Exhibit Overview

Ruby Hurley was the Southeastern Regional Director of the National Association for the Advancement of Colored People (NAACP).  The NAACP had a prevalent role in the mobilization of Black people during the Civil Rights Movement. Ruby Hurley was born November 7, 1909 to Alice and Edward Ruffin in Washington, D.C. Hurley was raised and engaged with members of the Black middle class giving her the opportunity to affiliate with influential Christian churches and further her education to receive a law degree during a time when Black women were limited to the domestic sphere or discouraged from receiving higher education. Given Hurley’s educational and social background, she had many opportunities and gain influence within her community in which she could have used her womanist moral agency in solidarity with any organization or form her own.

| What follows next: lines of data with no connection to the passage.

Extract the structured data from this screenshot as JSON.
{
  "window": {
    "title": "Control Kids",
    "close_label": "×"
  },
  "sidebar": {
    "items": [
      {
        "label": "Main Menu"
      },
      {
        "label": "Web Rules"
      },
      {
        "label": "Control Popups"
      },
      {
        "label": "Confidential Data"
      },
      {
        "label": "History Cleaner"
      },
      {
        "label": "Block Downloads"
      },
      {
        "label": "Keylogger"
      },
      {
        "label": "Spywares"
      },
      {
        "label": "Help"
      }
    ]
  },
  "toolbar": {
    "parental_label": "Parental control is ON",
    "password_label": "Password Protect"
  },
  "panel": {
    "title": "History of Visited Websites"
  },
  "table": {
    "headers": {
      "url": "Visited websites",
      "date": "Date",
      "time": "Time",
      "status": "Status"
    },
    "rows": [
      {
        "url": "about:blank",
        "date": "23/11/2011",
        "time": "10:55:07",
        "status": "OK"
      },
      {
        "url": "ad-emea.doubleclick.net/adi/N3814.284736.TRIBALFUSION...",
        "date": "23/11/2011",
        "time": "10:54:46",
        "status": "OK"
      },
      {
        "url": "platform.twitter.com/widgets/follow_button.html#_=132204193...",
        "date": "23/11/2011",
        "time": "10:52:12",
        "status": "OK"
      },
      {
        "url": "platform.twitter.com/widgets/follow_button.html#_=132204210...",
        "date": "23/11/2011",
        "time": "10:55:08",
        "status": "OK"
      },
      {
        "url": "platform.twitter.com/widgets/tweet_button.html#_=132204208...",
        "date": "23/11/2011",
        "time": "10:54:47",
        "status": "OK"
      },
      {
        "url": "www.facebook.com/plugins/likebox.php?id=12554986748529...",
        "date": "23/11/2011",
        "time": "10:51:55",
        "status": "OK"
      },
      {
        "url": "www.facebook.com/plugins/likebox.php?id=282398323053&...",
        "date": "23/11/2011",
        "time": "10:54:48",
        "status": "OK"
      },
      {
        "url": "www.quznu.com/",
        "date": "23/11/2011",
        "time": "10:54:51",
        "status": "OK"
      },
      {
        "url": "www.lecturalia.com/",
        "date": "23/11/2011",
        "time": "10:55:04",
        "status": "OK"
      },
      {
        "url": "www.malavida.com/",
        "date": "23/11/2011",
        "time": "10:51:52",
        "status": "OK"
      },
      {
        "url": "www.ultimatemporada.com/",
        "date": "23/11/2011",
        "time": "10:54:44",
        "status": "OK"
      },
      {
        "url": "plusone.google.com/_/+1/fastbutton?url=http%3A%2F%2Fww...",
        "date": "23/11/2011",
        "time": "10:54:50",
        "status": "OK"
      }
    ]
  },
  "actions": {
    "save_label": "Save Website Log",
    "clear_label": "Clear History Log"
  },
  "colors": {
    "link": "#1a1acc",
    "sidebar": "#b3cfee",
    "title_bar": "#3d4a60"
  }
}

However, thinking of the bigger picture Hurley decided to used her womanist moral agency to advocate for Human Rights in accordance with the NAACP to broaden her agency. The choice to join the NAACP instead of working on her own shows that Hurley was critical and conscious of her agency as a black woman.

This digital exhibit highlights Ruby Hurley’s womanist moral agency during her tenure as the Southeastern Regional Director of the NAACP. While Hurley’s womanist moral agency spans before being appointed to this profound leadership role, this exhibit focuses specifically on her activism as the Southeastern Regional Director of the NAACP. While holding this position Hurley was as a prevalent Black woman civil rights leader despite being marginalized within and outside of the NAACP. The womanist moral agency is defined as engagement with social discourses that marginalize Black women in which a moral agent resists various forms of oppression that endanger the Black woman’s identity, talents and potentialities and fights to change the circumstances that hinder the Black community, such as inequality, sexism and racism. This allows the agent to position themselves in a way that allows them to make strides for not only themselves but for their entire community by working to accomplish liberation and justice for all.

To construct this exhibit, we used context analysis to analyze archival materials to establish a correlation between Ruby Hurley’s womanist moral agency and our Introduction to Christian Ethics: Archival Research and Black Women in U.S. Civil Rights course readings especially Katie G. Cannon's "Hitting a Straight Lick with a Crooked Stick: The Womanist Dilemma in Development of a Black Liberation Ethic." This article explains the racial identity, gender differences and respectability politics conflicts that Black women face while working in a racially segregated society and in male dominant organizations. These readings cover topics of agency, narratives of experiences, ethics such as Black liberation ethics, activism, Black feminist thought, and numerous systems of oppression. This text provided a working definition for womanist moral agency, as mentioned above, in which Cannon defines the statement “hitting a straight lick with a crooked stick” as the dilemma that Black women find themselves in when accounting for their intersectionality, as a Black woman, in a race and male dominated society that shows prejudice against their race and gender. This causes a Black women to negate certain parts of her identity in order to be viewed as credible.

Ruby Hurley started her womanist moral agency nationally within the NAACP as early as 1943 as the National Youth Council Director in New York. In 1951, Hurley was named the Southeastern Regional Director of the NAACP. While in this leadership position, Hurley advocated for civil rights, increased the membership of the NAACP, gave speeches on race issues, and investigated racial incidents (e.g. murders and beatings of African-Americans in racially intense communities of the South) in which she continued until her retirement in 1978. Hurley’s status as the Southeastern Regional Director displays her womanist moral agency by situating her in a way that allowed her to accomplish the work she deemed necessary for the liberation of the Black community. This gave her the power and authority to make decisions in a racially segregated society and in a Black male dominated organization that very few women had.

Furthermore, although Hurley had challenges due to being black and a woman, Hurley's agency and commitment to social justice motivated her to keep the operations of the NAACP running smoothly despite not receiving proper acknowledgement. Her work and eagerness to help Black people display her unwavering commitment to her community. She has set high standards for those coming after her; because of her works she was named the “Most Militant Negro Woman in the South” and others viewed her as the Queen of the Civil Rights Movement. Hurley was a Black intellectual who did not take no for an answer when faced with adversity. Hurley worked diligently and achieved a great deal of strives for the liberation of the Black community without receiving the recognition that was given to her Black male counterparts such as, Martin Luther King and many others. Hurley’s womanist moral agency allowed her to remain determined and committed toward making strides for social justice despite not receiving said recognition. This goes to show that she didn’t use her womanist moral agency for her own selfish gain or for the famous and celebrity of being a Civil Rights leader but for the betterment of the entire Black community.  Despite male privilege Hurley continued to wear her title with grace while she fought until her retirement to better the condition of the Black community while using the benefits and resources of the NAACP and abiding by respectability politics. This beautiful luminous Black woman shaped the lives of many Blacks and non-Blacks through her work and leadership.